Witnesses reported that the man drove his car out of a gas station at a high rate of speed, with spinning, smoking tires. Making a left turn as he exited the gas station, the man crossed two lanes of oncoming rush‑hour traffic to enter the highway. Two of the oncoming drivers fishtailed after suddenly braking to avoid the man’s car; their cars spun out of control and struck a car traveling in the opposite direction. One driver died as a result of the collisions. At trial, several witnesses described the chaos; all the witnesses testified to sudden and reckless driving by the defendant driver of the car that sped out of the gas station and crossed the highway.
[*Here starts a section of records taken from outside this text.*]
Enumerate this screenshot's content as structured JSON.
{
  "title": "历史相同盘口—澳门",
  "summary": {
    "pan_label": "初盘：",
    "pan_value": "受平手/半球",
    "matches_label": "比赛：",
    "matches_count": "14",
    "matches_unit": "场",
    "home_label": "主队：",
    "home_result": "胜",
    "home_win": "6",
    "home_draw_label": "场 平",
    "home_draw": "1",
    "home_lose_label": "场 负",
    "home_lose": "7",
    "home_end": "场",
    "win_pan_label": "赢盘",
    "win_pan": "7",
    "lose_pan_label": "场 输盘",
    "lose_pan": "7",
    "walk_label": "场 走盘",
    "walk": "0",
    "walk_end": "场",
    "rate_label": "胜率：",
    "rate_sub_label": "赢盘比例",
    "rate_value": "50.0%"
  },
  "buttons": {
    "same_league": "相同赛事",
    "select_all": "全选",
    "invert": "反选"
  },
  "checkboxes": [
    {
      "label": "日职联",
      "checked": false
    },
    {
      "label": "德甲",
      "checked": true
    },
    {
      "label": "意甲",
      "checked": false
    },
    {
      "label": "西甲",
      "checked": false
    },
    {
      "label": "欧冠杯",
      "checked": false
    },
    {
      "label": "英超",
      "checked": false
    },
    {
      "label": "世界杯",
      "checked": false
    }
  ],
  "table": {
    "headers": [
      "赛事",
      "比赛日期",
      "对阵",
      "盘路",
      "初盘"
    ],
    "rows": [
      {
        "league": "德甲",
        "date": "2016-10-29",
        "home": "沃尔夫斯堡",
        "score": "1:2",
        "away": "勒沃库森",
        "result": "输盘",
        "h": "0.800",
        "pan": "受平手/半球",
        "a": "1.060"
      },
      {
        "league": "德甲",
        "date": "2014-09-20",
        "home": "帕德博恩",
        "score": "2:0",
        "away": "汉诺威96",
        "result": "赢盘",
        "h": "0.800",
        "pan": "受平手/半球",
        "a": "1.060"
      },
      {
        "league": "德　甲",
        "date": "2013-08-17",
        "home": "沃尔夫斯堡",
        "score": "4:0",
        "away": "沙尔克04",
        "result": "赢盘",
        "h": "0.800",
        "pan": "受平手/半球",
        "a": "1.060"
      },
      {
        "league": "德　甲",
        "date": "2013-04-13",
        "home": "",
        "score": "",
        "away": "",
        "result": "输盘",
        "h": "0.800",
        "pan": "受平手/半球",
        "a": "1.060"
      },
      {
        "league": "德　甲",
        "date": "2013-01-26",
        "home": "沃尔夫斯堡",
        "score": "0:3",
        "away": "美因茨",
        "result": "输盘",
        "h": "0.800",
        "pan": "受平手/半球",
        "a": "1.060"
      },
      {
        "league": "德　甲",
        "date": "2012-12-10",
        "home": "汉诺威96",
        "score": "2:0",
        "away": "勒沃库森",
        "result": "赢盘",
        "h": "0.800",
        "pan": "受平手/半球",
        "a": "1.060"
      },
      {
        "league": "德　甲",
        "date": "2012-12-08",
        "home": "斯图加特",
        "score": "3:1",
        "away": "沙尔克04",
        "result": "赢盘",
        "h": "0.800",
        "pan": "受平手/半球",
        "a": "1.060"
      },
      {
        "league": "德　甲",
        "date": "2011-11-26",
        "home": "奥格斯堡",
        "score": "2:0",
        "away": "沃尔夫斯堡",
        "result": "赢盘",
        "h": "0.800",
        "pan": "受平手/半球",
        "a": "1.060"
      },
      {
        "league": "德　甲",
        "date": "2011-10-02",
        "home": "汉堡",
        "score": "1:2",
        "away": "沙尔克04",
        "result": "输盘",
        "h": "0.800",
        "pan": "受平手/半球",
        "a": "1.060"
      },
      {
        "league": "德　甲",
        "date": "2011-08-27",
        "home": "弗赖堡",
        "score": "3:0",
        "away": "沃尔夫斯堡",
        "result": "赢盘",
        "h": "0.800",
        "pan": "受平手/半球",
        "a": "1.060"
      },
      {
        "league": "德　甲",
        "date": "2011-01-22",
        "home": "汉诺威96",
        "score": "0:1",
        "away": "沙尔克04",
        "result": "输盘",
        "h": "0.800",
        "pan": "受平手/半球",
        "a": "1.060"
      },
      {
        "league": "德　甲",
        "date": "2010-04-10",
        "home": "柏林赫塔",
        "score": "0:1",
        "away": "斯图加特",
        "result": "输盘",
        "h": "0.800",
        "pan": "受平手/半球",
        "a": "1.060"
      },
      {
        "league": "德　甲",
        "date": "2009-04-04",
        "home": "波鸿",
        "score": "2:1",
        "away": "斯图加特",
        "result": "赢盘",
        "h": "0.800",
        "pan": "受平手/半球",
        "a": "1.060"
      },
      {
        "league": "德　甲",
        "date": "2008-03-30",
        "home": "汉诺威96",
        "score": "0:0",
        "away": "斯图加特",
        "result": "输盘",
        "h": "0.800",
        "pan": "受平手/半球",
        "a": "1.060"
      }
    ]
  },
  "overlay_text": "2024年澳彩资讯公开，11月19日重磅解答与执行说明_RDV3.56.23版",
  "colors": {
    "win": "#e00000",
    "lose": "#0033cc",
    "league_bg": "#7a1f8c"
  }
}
The man appealed from his jury trial conviction for the crime commonly known as “hit‑and‑run.” More formally titled “Accidents Involving Death or Personal Injury,” the crime of hit‑and‑run occurs when any driver of any vehicle “involved” in an accident resulting in death or personal injury leaves the scene. Drivers are legally obliged to stay at the scene of such an accident, render aid if they are able, and share personal identity and insurance information. Pennsylvania law recognizes that circumstances sometimes don’t permit a driver to stop immediately at the scene, particularly on major highways. The statute requires drivers to stop “as close to” the accident scene as possible, or to “forthwith return” and remain at the scene. Only accidents involving personal injury or death prompt hit‑and‑run liability.

In the man’s appeal, he first argued that drivers should not be deemed to have been “involved” in an accident unless their vehicles actually impact another car, person, or property. The Pennsylvania Superior Court rejected his interpretation of the law, noting that the hit‑and‑run statute does not focus on the cause of the accident.

The law requires that all drivers involved in an accident involving death or personal injury stay at the scene to provide information and assistance. Whether or not a driver caused the accident is not relevant; the obligation to stay at the scene binds all drivers involved in the accident. The court refused to layer onto the law a requirement that a driver have experienced some physical impact to be “involved” in an accident, noting that doing so would leave drivers free to run others off the road, with no impact, and then claim not to have been “involved.”

The man next argued that if he was legally considered to have been involved, he was not guilty of hit‑and‑run, because he had not realized that there was any accident. The court rejected the man’s claim that he was oblivious to the accident. Noting that drivers are responsible for what they actually know and also for what they reasonably should have known, the court emphasized that the jury was apparently convinced by the witness testimony that the man knew or should have known that there had been an accident. Witnesses described a very loud collision, which “threw debris everywhere,” immediately after the man cut across the heavy oncoming traffic.

It is certainly not possible for drivers to be fully aware of the traffic events that occur in their rearview mirrors. And it is not always clear that an accident has caused personal injury. But in order to avoid criminal liability, all Pennsylvania drivers should stop at the scene of any accident in which they are involved and comply with the obligation to render aid and share information.